**What to do**:
Should a line below contain the word "name", report it.

Extracted records:
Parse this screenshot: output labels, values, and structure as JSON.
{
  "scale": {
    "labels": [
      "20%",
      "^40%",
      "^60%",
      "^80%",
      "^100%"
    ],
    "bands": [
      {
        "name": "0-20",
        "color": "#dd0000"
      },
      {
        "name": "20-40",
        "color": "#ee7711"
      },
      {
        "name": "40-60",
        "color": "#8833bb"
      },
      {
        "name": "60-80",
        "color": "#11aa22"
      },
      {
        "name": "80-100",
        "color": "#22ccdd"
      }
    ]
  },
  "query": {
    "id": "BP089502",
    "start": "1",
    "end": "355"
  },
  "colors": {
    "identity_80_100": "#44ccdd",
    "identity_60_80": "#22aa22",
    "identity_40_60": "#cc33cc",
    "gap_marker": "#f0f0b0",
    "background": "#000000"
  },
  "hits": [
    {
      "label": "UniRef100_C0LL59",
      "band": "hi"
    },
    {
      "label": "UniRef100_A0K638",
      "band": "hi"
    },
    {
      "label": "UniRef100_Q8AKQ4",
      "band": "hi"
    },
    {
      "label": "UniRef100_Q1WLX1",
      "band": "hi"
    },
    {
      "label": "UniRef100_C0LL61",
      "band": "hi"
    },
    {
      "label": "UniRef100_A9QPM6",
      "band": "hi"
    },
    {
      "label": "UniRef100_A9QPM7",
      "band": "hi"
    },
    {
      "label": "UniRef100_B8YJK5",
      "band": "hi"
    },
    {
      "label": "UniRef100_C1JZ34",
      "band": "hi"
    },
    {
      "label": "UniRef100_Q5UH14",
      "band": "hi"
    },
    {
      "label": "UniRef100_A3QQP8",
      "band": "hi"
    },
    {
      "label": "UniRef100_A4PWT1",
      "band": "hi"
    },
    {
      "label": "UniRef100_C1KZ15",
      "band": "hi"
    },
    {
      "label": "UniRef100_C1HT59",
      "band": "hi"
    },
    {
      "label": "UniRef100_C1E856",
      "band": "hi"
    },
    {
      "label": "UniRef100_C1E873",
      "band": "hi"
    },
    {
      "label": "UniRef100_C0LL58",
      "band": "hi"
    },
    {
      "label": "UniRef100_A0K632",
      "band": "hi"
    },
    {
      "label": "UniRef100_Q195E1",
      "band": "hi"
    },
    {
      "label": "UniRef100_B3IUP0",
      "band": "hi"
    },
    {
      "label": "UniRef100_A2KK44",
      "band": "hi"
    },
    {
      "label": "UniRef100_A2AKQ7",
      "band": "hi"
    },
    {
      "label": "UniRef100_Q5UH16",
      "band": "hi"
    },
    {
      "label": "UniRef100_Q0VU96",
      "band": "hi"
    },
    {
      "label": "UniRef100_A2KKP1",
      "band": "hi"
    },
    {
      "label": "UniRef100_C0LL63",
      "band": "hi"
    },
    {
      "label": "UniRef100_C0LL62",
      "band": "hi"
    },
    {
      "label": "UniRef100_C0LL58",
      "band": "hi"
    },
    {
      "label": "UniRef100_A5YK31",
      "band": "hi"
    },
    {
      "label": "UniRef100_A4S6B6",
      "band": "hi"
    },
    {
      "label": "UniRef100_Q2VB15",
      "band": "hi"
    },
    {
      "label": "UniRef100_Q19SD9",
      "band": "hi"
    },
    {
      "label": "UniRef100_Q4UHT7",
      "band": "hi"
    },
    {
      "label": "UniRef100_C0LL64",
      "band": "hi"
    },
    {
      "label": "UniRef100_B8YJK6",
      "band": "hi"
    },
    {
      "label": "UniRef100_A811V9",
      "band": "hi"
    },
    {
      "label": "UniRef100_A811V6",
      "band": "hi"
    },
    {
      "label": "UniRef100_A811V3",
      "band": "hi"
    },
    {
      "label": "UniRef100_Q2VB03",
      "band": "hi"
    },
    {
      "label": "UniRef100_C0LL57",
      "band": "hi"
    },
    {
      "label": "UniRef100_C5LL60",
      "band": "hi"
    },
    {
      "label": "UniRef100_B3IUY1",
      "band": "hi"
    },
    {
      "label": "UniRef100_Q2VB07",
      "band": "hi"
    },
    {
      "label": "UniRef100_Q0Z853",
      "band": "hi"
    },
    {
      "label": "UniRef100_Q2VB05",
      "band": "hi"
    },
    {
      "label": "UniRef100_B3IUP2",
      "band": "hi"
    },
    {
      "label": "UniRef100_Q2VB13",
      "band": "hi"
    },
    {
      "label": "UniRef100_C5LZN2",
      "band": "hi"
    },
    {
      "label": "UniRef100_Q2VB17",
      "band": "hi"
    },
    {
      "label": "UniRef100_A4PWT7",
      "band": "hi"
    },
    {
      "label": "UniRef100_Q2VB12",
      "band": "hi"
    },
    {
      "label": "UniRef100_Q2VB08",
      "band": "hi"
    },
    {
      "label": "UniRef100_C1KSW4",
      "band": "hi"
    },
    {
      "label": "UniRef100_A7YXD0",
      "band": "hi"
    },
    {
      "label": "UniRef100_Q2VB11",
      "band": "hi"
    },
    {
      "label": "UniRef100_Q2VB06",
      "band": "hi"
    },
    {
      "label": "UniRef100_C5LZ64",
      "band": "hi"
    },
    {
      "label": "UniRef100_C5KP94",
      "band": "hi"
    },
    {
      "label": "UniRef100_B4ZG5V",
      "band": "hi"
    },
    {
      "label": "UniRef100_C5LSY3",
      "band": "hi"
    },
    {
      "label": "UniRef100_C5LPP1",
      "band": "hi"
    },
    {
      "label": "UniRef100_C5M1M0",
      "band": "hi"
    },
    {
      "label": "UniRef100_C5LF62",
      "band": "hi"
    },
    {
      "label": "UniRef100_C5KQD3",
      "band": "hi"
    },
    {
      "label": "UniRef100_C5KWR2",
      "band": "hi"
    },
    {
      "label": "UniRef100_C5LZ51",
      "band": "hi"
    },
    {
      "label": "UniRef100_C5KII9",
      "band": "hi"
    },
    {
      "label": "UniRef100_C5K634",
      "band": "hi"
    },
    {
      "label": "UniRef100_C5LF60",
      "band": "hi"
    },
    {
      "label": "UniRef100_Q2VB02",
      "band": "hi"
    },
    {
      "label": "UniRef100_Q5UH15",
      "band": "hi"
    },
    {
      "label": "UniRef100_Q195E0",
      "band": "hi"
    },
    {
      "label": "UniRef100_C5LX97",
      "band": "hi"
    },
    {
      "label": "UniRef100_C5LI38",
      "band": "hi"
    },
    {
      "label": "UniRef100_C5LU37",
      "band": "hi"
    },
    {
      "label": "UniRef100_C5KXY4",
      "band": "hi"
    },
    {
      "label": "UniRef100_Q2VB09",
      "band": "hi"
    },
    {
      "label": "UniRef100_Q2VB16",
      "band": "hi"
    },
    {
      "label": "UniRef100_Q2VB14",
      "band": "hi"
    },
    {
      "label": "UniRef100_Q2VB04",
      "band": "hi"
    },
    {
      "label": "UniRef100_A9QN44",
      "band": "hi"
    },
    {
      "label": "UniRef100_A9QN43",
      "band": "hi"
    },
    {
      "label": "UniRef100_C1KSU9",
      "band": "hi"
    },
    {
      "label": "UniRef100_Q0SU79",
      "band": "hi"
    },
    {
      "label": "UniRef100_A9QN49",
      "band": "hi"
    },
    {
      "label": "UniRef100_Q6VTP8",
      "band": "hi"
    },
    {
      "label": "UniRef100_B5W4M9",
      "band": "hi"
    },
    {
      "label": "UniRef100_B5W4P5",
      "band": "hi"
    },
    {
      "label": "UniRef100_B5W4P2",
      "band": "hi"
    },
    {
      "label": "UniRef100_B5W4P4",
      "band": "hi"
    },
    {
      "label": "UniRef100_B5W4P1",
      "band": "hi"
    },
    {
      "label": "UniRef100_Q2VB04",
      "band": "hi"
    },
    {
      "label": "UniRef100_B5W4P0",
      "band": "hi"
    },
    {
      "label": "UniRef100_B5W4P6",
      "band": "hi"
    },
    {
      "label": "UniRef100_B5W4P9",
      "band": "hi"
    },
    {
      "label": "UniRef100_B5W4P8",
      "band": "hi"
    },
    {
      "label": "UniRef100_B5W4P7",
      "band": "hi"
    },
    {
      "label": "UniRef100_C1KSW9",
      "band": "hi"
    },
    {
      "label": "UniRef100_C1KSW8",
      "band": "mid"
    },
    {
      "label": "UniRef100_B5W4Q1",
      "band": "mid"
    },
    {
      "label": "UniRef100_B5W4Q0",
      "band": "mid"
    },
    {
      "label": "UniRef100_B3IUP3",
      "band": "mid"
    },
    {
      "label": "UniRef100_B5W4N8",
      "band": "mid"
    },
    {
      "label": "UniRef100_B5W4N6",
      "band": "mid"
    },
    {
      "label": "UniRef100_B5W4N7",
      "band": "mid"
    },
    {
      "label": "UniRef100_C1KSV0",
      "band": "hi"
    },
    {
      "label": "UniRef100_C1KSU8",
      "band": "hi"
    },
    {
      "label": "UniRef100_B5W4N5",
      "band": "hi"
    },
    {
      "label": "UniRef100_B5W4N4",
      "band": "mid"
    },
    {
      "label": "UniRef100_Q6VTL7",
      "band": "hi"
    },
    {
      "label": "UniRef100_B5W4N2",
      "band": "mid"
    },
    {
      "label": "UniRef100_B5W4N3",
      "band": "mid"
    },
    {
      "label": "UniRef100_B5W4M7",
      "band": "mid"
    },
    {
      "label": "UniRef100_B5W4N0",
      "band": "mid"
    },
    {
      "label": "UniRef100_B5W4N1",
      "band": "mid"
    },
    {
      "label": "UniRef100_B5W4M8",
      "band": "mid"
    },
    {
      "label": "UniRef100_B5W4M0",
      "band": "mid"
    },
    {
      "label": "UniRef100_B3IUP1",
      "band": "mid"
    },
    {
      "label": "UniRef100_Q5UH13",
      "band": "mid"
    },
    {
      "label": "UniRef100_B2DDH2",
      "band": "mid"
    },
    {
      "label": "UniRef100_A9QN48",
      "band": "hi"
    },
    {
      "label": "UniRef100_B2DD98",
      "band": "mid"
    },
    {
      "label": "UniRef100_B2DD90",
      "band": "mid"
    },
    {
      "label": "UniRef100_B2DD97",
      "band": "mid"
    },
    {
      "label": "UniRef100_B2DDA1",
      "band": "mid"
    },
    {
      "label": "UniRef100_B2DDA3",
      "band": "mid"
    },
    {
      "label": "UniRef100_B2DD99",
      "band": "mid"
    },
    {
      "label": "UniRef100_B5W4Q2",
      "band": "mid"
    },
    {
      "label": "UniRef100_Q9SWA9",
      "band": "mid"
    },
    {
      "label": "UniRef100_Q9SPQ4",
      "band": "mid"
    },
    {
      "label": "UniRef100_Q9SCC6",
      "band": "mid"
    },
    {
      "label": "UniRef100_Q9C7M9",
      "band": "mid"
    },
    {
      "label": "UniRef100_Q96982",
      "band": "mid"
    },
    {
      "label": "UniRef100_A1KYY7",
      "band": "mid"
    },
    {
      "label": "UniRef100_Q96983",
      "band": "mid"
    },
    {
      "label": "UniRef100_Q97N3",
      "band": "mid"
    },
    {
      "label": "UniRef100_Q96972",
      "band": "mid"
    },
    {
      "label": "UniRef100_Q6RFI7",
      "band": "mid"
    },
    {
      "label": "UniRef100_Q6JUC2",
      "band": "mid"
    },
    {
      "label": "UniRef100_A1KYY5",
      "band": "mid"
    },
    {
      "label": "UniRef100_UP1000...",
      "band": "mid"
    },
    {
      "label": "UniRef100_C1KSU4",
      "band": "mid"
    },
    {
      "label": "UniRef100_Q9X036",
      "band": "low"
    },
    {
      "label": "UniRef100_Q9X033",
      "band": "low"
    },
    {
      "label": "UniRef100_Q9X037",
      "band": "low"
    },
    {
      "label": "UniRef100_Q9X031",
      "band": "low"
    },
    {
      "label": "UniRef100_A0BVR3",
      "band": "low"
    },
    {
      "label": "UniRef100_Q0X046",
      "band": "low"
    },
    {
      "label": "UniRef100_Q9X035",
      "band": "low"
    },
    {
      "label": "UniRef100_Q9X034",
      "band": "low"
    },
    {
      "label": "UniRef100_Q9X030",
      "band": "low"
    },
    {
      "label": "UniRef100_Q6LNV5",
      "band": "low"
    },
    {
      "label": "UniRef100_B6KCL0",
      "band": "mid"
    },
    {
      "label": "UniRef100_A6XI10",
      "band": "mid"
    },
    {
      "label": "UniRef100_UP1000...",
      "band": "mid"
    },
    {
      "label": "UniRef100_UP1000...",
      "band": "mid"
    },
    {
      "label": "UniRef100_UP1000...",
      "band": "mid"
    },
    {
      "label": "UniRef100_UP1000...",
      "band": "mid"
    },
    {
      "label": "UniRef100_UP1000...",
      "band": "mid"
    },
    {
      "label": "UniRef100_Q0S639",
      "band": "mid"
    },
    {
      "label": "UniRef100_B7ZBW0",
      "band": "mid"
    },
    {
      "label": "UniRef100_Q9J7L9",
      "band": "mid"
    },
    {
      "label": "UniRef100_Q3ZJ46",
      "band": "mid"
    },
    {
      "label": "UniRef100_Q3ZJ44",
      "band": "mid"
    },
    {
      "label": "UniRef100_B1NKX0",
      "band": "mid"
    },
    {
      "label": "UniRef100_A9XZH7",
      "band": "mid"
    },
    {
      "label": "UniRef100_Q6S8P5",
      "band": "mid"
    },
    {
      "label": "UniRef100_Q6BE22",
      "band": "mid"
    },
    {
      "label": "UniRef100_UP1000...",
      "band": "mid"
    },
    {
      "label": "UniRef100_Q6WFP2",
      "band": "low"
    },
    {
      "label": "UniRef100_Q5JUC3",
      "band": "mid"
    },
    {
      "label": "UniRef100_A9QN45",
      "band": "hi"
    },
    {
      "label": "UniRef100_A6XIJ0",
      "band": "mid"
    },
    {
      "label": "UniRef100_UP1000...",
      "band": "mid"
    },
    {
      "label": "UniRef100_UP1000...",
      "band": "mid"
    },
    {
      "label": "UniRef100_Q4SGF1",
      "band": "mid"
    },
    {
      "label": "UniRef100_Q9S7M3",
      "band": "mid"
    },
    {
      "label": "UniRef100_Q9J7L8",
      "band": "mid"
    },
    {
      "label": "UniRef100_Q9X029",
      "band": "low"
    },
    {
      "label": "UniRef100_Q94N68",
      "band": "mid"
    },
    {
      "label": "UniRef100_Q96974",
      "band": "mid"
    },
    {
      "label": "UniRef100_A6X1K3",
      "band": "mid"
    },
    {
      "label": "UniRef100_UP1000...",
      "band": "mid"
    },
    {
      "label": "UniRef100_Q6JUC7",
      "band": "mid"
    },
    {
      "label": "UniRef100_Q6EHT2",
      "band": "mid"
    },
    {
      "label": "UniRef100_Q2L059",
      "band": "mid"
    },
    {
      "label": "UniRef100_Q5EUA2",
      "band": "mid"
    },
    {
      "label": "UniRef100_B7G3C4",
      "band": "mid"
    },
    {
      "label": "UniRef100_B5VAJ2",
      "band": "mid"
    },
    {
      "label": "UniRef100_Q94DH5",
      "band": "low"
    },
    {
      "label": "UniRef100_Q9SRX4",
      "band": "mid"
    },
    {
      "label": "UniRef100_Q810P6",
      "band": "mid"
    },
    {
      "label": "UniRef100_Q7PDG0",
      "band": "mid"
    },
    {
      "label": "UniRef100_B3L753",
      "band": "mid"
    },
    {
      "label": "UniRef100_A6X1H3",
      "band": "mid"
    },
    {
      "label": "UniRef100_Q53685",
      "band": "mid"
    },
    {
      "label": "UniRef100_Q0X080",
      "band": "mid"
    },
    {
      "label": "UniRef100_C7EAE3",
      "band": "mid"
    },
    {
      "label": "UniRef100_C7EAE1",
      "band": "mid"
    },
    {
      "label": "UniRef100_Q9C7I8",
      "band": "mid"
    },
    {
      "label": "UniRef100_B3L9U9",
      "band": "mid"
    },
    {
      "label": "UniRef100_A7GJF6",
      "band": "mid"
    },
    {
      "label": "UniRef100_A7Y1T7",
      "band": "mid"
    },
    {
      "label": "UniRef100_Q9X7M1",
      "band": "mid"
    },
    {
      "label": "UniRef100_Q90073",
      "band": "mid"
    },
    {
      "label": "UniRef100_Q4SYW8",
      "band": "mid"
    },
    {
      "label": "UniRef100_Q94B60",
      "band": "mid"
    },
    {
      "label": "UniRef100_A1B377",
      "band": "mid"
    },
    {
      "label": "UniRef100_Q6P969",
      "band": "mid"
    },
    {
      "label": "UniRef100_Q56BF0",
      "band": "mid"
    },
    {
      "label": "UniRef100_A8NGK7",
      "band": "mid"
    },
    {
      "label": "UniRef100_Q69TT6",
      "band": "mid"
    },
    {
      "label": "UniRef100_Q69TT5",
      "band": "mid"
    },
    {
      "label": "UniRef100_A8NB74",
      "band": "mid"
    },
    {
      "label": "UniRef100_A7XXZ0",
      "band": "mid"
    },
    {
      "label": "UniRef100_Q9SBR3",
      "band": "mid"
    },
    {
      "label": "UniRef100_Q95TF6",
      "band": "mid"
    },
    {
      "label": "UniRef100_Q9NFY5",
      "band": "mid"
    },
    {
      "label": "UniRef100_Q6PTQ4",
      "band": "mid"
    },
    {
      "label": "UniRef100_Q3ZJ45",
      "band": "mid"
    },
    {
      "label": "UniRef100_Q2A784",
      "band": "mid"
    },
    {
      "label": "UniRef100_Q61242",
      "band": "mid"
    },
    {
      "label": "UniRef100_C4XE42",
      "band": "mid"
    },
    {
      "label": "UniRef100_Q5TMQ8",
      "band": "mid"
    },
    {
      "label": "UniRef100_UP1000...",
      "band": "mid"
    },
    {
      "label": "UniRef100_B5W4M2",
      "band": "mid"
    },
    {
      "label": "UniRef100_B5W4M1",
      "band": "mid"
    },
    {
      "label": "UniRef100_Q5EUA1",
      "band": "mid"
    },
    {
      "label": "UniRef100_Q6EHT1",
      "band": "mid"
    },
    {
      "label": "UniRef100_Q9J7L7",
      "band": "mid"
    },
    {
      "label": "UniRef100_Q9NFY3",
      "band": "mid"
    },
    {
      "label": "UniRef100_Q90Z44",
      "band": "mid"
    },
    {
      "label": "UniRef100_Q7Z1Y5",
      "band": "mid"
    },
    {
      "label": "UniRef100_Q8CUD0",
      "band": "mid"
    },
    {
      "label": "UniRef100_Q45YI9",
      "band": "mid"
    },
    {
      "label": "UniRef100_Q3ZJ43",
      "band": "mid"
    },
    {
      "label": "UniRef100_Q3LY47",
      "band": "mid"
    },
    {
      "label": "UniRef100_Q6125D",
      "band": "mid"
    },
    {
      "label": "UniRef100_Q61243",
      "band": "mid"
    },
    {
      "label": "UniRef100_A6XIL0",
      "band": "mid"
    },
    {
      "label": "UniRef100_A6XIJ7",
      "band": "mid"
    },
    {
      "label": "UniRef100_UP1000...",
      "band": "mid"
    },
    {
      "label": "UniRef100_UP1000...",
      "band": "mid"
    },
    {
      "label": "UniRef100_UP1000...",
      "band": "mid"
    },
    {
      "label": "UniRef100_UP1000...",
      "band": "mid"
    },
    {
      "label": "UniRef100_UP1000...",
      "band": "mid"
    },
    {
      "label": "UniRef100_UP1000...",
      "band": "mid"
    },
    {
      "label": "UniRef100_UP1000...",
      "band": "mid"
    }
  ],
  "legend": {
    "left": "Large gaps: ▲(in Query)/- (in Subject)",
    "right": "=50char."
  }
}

**Answer to this problem**:
        "name": "0-20",
        "name": "20-40",
        "name": "40-60",
        "name": "60-80",
        "name": "80-100",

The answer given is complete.